Vente: 545 / Evening Sale 08 décembre 2023 à Munich Lot 71

 

71
Andy Warhol
Friedrich II, 1986.
Silkscreen in colors. Synthetic polymer on canvas
Estimation:
€ 500,000 / $ 525,000
Résultat:
€ 889,000 / $ 933,450

( frais d'adjudication compris)
Friedrich II. 1986.
Silkscreen in colors. Synthetic polymer on canvas.
Signed and dated on the reverse. 214 x 183 cm (84.2 x 72 in).

• Unique work on canvas in an unusual format.
• Another copy of this large-size color silkscreen on canvas is in the Museum Würth, Künzelsau.
• Created a year before the artist's unexpected death.
• Iconic motif: from an icon of German painting he created an icon of pop art in a mega format
.

PROVENANCE: Galerie Michael Haas
Galerie Hans Mayer, Düsseldorf
Onnasch Collection(1987)
Private collection Southern Germany.

EXHIBITION: Neues Museum Weserburg, Bremen (permanent loan) with a label on the reverse.
Originale echt falsch, Neues Museum Weserburg July 25 - October 24, 1999, color illu. p. 160
Celebrities. Andy Warhol und die Stars. Sammlung Marx und Leihgaben. Hamburger Bahnhof. October 3, 2008 - January 11, 2009, p. 47.

"You see, to pretend something's real, I'd have to fake it. Then people would
think I'm doing it real."
Andy Warhol, in: Martin Schwander (ed.), Andy Warhol Paintings 1960-1986, p. 31

Germany was of particular importance to Andy Warhol in many regards: In 1967, Rudolf Zwirner organized the artist's first solo exhibition in Germany at his Cologne gallery, familiarizing the country with Pop Art and promoting the young art movement that was so closely linked to an American imagery to important private collections. It would be an exaggeration to claim that the recognition Warhol received through this very exhibition paved the way for his transatlantic triumph.

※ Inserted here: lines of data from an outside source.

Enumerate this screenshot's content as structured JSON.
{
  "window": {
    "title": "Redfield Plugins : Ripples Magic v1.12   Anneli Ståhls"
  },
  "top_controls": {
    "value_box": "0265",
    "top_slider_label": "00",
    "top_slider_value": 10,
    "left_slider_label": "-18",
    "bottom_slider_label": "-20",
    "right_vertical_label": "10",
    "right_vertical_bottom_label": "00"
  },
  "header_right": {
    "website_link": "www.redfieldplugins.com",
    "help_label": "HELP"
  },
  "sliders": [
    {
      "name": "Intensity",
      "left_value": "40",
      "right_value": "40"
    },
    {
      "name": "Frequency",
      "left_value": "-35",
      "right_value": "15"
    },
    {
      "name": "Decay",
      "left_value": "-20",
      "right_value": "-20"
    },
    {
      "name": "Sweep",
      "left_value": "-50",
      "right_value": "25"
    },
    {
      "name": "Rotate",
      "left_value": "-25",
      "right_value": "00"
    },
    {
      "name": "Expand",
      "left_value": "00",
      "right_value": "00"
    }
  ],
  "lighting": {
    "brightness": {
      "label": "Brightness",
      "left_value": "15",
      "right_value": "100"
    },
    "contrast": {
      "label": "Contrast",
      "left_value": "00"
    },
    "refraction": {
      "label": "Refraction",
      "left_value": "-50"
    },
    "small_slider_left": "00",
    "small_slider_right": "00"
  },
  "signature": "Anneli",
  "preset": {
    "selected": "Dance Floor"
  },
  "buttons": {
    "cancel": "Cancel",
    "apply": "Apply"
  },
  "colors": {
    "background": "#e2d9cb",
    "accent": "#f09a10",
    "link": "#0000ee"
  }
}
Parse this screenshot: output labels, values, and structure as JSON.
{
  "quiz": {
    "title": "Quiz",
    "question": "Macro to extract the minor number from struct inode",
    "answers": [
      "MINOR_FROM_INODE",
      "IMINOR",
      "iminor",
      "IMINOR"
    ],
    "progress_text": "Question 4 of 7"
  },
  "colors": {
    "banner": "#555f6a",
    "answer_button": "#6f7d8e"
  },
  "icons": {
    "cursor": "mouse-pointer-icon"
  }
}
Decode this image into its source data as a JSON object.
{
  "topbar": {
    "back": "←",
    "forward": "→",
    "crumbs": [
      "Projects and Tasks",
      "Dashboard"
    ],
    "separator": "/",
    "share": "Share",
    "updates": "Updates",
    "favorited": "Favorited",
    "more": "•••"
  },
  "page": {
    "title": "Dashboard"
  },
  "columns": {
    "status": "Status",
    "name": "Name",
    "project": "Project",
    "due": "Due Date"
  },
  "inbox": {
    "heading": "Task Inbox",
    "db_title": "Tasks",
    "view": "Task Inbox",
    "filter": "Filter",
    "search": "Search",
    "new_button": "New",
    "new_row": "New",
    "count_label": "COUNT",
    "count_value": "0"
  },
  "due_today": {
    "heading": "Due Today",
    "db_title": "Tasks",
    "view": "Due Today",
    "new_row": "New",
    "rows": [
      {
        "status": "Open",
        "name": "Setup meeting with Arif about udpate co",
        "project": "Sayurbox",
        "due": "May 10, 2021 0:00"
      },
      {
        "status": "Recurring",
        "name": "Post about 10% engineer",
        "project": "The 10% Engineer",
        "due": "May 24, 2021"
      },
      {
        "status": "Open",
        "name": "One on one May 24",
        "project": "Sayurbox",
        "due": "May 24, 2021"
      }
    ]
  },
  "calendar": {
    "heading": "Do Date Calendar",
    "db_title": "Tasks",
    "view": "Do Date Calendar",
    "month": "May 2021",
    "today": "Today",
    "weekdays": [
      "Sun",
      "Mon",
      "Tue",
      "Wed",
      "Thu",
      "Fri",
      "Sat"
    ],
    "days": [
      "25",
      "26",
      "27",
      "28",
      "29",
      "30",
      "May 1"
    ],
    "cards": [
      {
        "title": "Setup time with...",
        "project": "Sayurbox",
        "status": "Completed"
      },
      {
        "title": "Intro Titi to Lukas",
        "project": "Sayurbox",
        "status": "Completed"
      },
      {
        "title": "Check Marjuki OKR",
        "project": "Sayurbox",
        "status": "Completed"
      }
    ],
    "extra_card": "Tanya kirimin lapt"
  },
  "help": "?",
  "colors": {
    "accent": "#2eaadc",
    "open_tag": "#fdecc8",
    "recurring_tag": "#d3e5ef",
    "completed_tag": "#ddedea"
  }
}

In fact, people in Germany in the 1960s were able to perceive the radical artistic meaning of the appropriation of American advertising and media images different and earlier, because they had not been confronted with these images on a daily basis from their childhood on.

"Frederick II" (1986) is an exceptionally large portrait on canvas, it is closely related to the artist's oeuvre and occupies a key position among Warhol's iconic images of famous people. Certainly, there are works that German collectors commissioned Warhol in New York to make for them, however, when it comes to portraying historical figures, Warhol chose the figure himself. Accordingly, there are just a few motifs that compare with "Frederick II". The head of “Goethe”, which Warhol extracted from Johann Heinrich Wilhelm Tischbein’s painting “Goethe in der Römischen Campagna” (1787) is a suitable example. He wasn't interested in the historical context, but puts his Goethe on an equal footing with film stars, queens, pop idols and criminals. Warhol painted the myth that would forever obstruct the view of assumed facts.

Warhol found the image of Frederick the Great in a painting by Anton Graff. The template itself already is a copy and is now kept at Sanssouci Palace. The portrait of the Prussian king is one of the most famous depictions of him and yet no one knows for sure whether Frederick II actually looked like that. He didn't like to pose as model, and even then it was clear that pictures fulfilled purposes. They do not aim to depict reality as close and authentic as possible. Images create myths that then become reality. Warhol was occupied with this idea throughout his life.

What fascinated Warhol about the figure of Frederick II in 1986? The 200th anniversary of his death night have been the reason, but this alone is certainly not reason enough. The ruler is considered a modern spirit of the Enlightenment of the mid-18th century. It was not just the violence that he himself had to endure from his father that led to the abolition of torture as one of his first reforms. Warhol was aware of how progressive and radical this step was at the time, and 200 years later he still decried brutal and inhumane punishments in the USA in the series "Electric Chair" (1964). Frederick II is also said to have lived out his homosexuality more or less openly, just like his brother Henry of Prussia. The meaning of sexuality in the 18th century and the associated social prohibitions and conventions cannot be transferred to the 20th century and yet, the Prussian king unintentionally became an icon of the self-confident expression of one's own sexuality. "Let every man seek heaven in his own fashion", was the most famous quote by the Old Fritz that is still used today when it comes to demanding more tolerance. [SN]



71
Andy Warhol
Friedrich II, 1986.
Silkscreen in colors. Synthetic polymer on canvas
Estimation:
€ 500,000 / $ 525,000
Résultat:
€ 889,000 / $ 933,450

( frais d'adjudication compris)